Gantt chart: A Gantt chart—named after Henry Gantt—is a horizontal chart used to illustrate a project timeline. Each bar on the chart represents tasks in the project, and the length of each bar represents time. Gantt charts help teams visualize what work needs to get done and how tasks affect one another, like a waterfall. If your project involves many dependent tasks (in other words, tasks that rely on one another), then this is a great tool because your team members can see if and where tasks overlap.
For projects that require tasks with small, incremental changes:
Kanban boards: Kanban boards show the work breakdown structure of what stage each task is in. Using Kanban boards in IT project management can help your team balance their work responsibilities and see other team members’ available capacity. Kanban boards work well when your project requires tasks with small, incremental changes. These task boards allow teams to break down tasks into checklists and progress stages.
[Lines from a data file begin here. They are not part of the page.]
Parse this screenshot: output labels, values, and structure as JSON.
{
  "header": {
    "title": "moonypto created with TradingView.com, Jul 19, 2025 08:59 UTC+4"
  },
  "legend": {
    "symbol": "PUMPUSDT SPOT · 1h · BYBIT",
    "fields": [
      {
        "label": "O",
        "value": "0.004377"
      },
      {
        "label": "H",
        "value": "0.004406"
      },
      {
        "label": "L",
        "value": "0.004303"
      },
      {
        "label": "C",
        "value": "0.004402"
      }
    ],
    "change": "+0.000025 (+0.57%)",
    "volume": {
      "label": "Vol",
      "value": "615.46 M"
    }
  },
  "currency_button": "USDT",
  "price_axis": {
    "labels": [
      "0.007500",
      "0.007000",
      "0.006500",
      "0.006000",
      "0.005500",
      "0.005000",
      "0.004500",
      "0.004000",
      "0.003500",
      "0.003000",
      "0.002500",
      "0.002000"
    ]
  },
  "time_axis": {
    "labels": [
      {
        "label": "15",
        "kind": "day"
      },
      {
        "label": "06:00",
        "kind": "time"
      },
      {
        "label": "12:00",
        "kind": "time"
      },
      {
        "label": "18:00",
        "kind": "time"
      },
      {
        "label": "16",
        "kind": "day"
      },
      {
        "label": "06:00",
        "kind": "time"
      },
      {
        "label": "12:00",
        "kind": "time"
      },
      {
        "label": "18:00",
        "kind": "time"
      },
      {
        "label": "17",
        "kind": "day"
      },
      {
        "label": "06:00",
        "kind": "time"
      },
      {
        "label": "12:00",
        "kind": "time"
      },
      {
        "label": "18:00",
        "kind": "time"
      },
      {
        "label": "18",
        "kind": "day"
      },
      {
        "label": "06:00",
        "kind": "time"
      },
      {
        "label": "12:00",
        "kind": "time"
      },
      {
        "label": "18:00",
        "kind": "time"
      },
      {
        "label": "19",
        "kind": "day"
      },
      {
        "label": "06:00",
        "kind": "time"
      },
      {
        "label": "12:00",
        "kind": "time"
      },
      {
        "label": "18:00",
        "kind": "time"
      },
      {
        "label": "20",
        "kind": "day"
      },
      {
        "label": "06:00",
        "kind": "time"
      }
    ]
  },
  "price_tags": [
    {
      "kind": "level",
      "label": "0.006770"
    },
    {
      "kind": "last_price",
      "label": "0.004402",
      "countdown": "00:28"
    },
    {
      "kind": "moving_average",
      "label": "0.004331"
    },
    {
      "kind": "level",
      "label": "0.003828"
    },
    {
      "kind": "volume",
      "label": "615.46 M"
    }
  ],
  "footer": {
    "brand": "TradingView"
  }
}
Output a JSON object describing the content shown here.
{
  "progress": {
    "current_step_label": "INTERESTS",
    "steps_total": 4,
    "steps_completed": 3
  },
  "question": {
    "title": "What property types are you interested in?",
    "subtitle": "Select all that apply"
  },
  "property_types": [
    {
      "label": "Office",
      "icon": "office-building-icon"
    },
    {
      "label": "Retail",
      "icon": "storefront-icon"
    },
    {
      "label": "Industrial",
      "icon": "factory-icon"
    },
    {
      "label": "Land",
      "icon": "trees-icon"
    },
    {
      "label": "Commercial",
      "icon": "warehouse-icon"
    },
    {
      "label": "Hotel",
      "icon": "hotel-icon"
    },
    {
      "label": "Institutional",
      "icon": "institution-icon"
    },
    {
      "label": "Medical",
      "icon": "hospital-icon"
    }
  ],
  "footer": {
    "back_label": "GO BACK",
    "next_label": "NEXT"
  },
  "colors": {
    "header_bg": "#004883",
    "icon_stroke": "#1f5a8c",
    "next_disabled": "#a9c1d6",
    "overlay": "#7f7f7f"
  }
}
An information technology team is developing a new iPhone application to help employees clock in at work. When putting together the project proposal for the iPhone app, the IT project manager consults with the app creator while also considering the needs of the end user.
In this IT project example, we’ll use the five phases of project management to bring the iPhone app through development.
Initiation phase: The first step is to ask questions. Dig deep into how the app will help solve a problem. Consider how this iPhone app can provide a solution for employees and employers. Is creating this app viable for your team given the designated time and budget?
Planning phase: Next, you begin the planning phase. To do so, determine the budget it will take to make the app and assess who on your team can handle the coding of the app.
Execution phase: The most important part of executing the plan for your iPhone app is to identify your overall project objectives. In this example, your project objective is: “The goal of this time-tracking application is to provide an easily accessible way for employees to clock their work hours and to help employers keep track of their team’s productivity.”
Monitor, control, and closure phases: Use IT project management tools to monitor your team’s progress. With effective project management software, you can look back at the data during the closure phase.
A strong IT manager will ensure that your IT projects run smoothly, stay on track, and budget. Looking for a way to automate tasks as an IT manager?
With Asana, get Gantt chart-like views, tools for managing team responsibilities, stakeholder sharing options, and real-time project updates to help you hit your project deliverables on time.Free IT project plan template